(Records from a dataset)
------------------------------------------------------------------------

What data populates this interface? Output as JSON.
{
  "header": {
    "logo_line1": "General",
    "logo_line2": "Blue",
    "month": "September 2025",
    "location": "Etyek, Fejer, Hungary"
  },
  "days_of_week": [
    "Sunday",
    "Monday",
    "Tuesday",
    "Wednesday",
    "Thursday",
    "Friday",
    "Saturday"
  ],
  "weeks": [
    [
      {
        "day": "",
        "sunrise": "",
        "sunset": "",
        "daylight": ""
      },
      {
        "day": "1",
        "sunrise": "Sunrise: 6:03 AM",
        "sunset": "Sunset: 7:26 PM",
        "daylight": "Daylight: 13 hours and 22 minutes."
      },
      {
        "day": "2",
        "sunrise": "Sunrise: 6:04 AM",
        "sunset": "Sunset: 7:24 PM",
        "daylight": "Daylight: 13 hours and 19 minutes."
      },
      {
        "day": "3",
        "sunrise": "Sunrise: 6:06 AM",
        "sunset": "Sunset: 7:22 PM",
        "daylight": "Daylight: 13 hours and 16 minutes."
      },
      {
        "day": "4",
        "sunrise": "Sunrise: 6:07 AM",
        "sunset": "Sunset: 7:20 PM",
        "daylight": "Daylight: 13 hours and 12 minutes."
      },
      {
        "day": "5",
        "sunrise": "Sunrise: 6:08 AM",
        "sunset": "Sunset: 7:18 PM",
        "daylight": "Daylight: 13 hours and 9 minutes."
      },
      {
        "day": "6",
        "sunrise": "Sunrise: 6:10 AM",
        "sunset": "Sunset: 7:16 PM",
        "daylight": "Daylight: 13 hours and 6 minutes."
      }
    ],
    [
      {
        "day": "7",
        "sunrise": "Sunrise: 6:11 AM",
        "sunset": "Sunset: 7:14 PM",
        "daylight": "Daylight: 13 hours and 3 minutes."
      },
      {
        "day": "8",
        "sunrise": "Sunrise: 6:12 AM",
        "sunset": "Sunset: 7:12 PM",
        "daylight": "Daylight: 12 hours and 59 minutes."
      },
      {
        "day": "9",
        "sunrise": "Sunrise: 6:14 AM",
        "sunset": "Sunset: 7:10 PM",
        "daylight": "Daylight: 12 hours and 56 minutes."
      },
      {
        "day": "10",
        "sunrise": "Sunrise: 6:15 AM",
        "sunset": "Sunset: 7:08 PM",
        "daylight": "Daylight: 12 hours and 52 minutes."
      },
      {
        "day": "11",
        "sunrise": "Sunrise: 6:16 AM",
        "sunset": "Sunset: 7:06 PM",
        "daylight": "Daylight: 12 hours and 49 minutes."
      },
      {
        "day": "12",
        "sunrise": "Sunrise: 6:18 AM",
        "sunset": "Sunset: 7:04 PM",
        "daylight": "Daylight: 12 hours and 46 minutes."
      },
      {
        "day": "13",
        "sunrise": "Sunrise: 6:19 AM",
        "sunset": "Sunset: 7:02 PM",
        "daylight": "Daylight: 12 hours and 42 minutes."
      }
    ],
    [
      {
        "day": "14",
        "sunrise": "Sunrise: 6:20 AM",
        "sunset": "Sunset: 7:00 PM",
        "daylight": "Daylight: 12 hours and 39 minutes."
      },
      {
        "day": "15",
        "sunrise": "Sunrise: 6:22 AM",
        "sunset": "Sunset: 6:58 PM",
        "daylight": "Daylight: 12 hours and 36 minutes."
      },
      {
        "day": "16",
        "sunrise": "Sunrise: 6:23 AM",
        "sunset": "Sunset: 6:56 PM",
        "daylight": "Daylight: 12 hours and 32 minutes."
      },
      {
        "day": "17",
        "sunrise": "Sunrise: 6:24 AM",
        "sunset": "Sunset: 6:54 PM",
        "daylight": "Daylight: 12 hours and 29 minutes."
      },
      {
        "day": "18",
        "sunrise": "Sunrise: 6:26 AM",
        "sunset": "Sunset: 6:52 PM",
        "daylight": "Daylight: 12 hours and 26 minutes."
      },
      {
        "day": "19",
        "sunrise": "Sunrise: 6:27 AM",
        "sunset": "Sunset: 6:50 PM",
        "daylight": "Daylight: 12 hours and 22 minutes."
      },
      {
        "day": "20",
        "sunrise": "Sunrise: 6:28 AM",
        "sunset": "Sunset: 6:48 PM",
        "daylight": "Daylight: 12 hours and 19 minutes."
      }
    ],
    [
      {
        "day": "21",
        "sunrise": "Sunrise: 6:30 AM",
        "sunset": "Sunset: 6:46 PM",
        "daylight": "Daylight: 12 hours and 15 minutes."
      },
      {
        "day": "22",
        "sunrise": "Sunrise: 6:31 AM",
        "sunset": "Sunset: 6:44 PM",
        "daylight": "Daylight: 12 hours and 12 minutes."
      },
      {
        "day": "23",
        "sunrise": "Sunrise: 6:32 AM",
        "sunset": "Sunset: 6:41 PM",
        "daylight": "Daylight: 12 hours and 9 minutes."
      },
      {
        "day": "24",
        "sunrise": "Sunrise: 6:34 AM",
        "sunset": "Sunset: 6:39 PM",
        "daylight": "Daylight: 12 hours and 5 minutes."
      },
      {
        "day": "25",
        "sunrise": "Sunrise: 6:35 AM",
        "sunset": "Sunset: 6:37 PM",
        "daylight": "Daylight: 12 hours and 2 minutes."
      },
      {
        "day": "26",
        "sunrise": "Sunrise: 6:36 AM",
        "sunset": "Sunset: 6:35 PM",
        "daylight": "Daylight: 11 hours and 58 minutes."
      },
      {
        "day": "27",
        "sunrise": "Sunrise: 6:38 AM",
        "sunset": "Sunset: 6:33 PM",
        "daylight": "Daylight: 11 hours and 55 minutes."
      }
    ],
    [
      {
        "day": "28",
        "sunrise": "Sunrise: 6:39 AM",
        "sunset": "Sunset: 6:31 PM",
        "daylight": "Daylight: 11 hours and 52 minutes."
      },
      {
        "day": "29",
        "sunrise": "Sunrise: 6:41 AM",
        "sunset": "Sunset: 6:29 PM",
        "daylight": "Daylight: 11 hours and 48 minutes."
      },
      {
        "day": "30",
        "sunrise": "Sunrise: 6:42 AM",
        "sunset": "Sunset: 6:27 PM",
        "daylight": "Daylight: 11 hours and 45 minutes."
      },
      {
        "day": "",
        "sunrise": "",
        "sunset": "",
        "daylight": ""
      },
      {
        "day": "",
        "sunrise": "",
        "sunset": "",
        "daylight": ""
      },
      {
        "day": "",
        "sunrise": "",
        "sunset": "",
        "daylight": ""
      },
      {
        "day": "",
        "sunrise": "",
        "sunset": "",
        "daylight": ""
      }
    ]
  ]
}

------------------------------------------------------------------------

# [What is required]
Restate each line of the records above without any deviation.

# [Response area]
What data populates this interface? Output as JSON.
{
  "header": {
    "logo_line1": "General",
    "logo_line2": "Blue",
    "month": "September 2025",
    "location": "Etyek, Fejer, Hungary"
  },
  "days_of_week": [
    "Sunday",
    "Monday",
    "Tuesday",
    "Wednesday",
    "Thursday",
    "Friday",
    "Saturday"
  ],
  "weeks": [
    [
      {
        "day": "",
        "sunrise": "",
        "sunset": "",
        "daylight": ""
      },
      {
        "day": "1",
        "sunrise": "Sunrise: 6:03 AM",
        "sunset": "Sunset: 7:26 PM",
        "daylight": "Daylight: 13 hours and 22 minutes."
      },
      {
        "day": "2",
        "sunrise": "Sunrise: 6:04 AM",
        "sunset": "Sunset: 7:24 PM",
        "daylight": "Daylight: 13 hours and 19 minutes."
      },
      {
        "day": "3",
        "sunrise": "Sunrise: 6:06 AM",
        "sunset": "Sunset: 7:22 PM",
        "daylight": "Daylight: 13 hours and 16 minutes."
      },
      {
        "day": "4",
        "sunrise": "Sunrise: 6:07 AM",
        "sunset": "Sunset: 7:20 PM",
        "daylight": "Daylight: 13 hours and 12 minutes."
      },
      {
        "day": "5",
        "sunrise": "Sunrise: 6:08 AM",
        "sunset": "Sunset: 7:18 PM",
        "daylight": "Daylight: 13 hours and 9 minutes."
      },
      {
        "day": "6",
        "sunrise": "Sunrise: 6:10 AM",
        "sunset": "Sunset: 7:16 PM",
        "daylight": "Daylight: 13 hours and 6 minutes."
      }
    ],
    [
      {
        "day": "7",
        "sunrise": "Sunrise: 6:11 AM",
        "sunset": "Sunset: 7:14 PM",
        "daylight": "Daylight: 13 hours and 3 minutes."
      },
      {
        "day": "8",
        "sunrise": "Sunrise: 6:12 AM",
        "sunset": "Sunset: 7:12 PM",
        "daylight": "Daylight: 12 hours and 59 minutes."
      },
      {
        "day": "9",
        "sunrise": "Sunrise: 6:14 AM",
        "sunset": "Sunset: 7:10 PM",
        "daylight": "Daylight: 12 hours and 56 minutes."
      },
      {
        "day": "10",
        "sunrise": "Sunrise: 6:15 AM",
        "sunset": "Sunset: 7:08 PM",
        "daylight": "Daylight: 12 hours and 52 minutes."
      },
      {
        "day": "11",
        "sunrise": "Sunrise: 6:16 AM",
        "sunset": "Sunset: 7:06 PM",
        "daylight": "Daylight: 12 hours and 49 minutes."
      },
      {
        "day": "12",
        "sunrise": "Sunrise: 6:18 AM",
        "sunset": "Sunset: 7:04 PM",
        "daylight": "Daylight: 12 hours and 46 minutes."
      },
      {
        "day": "13",
        "sunrise": "Sunrise: 6:19 AM",
        "sunset": "Sunset: 7:02 PM",
        "daylight": "Daylight: 12 hours and 42 minutes."
      }
    ],
    [
      {
        "day": "14",
        "sunrise": "Sunrise: 6:20 AM",
        "sunset": "Sunset: 7:00 PM",
        "daylight": "Daylight: 12 hours and 39 minutes."
      },
      {
        "day": "15",
        "sunrise": "Sunrise: 6:22 AM",
        "sunset": "Sunset: 6:58 PM",
        "daylight": "Daylight: 12 hours and 36 minutes."
      },
      {
        "day": "16",
        "sunrise": "Sunrise: 6:23 AM",
        "sunset": "Sunset: 6:56 PM",
        "daylight": "Daylight: 12 hours and 32 minutes."
      },
      {
        "day": "17",
        "sunrise": "Sunrise: 6:24 AM",
        "sunset": "Sunset: 6:54 PM",
        "daylight": "Daylight: 12 hours and 29 minutes."
      },
      {
        "day": "18",
        "sunrise": "Sunrise: 6:26 AM",
        "sunset": "Sunset: 6:52 PM",
        "daylight": "Daylight: 12 hours and 26 minutes."
      },
      {
        "day": "19",
        "sunrise": "Sunrise: 6:27 AM",
        "sunset": "Sunset: 6:50 PM",
        "daylight": "Daylight: 12 hours and 22 minutes."
      },
      {
        "day": "20",
        "sunrise": "Sunrise: 6:28 AM",
        "sunset": "Sunset: 6:48 PM",
        "daylight": "Daylight: 12 hours and 19 minutes."
      }
    ],
    [
      {
        "day": "21",
        "sunrise": "Sunrise: 6:30 AM",
        "sunset": "Sunset: 6:46 PM",
        "daylight": "Daylight: 12 hours and 15 minutes."
      },
      {
        "day": "22",
        "sunrise": "Sunrise: 6:31 AM",
        "sunset": "Sunset: 6:44 PM",
        "daylight": "Daylight: 12 hours and 12 minutes."
      },
      {
        "day": "23",
        "sunrise": "Sunrise: 6:32 AM",
        "sunset": "Sunset: 6:41 PM",
        "daylight": "Daylight: 12 hours and 9 minutes."
      },
      {
        "day": "24",
        "sunrise": "Sunrise: 6:34 AM",
        "sunset": "Sunset: 6:39 PM",
        "daylight": "Daylight: 12 hours and 5 minutes."
      },
      {
        "day": "25",
        "sunrise": "Sunrise: 6:35 AM",
        "sunset": "Sunset: 6:37 PM",
        "daylight": "Daylight: 12 hours and 2 minutes."
      },
      {
        "day": "26",
        "sunrise": "Sunrise: 6:36 AM",
        "sunset": "Sunset: 6:35 PM",
        "daylight": "Daylight: 11 hours and 58 minutes."
      },
      {
        "day": "27",
        "sunrise": "Sunrise: 6:38 AM",
        "sunset": "Sunset: 6:33 PM",
        "daylight": "Daylight: 11 hours and 55 minutes."
      }
    ],
    [
      {
        "day": "28",
        "sunrise": "Sunrise: 6:39 AM",
        "sunset": "Sunset: 6:31 PM",
        "daylight": "Daylight: 11 hours and 52 minutes."
      },
      {
        "day": "29",
        "sunrise": "Sunrise: 6:41 AM",
        "sunset": "Sunset: 6:29 PM",
        "daylight": "Daylight: 11 hours and 48 minutes."
      },
      {
        "day": "30",
        "sunrise": "Sunrise: 6:42 AM",
        "sunset": "Sunset: 6:27 PM",
        "daylight": "Daylight: 11 hours and 45 minutes."
      },
      {
        "day": "",
        "sunrise": "",
        "sunset": "",
        "daylight": ""
      },
      {
        "day": "",
        "sunrise": "",
        "sunset": "",
        "daylight": ""
      },
      {
        "day": "",
        "sunrise": "",
        "sunset": "",
        "daylight": ""
      },
      {
        "day": "",
        "sunrise": "",
        "sunset": "",
        "daylight": ""
      }
    ]
  ]
}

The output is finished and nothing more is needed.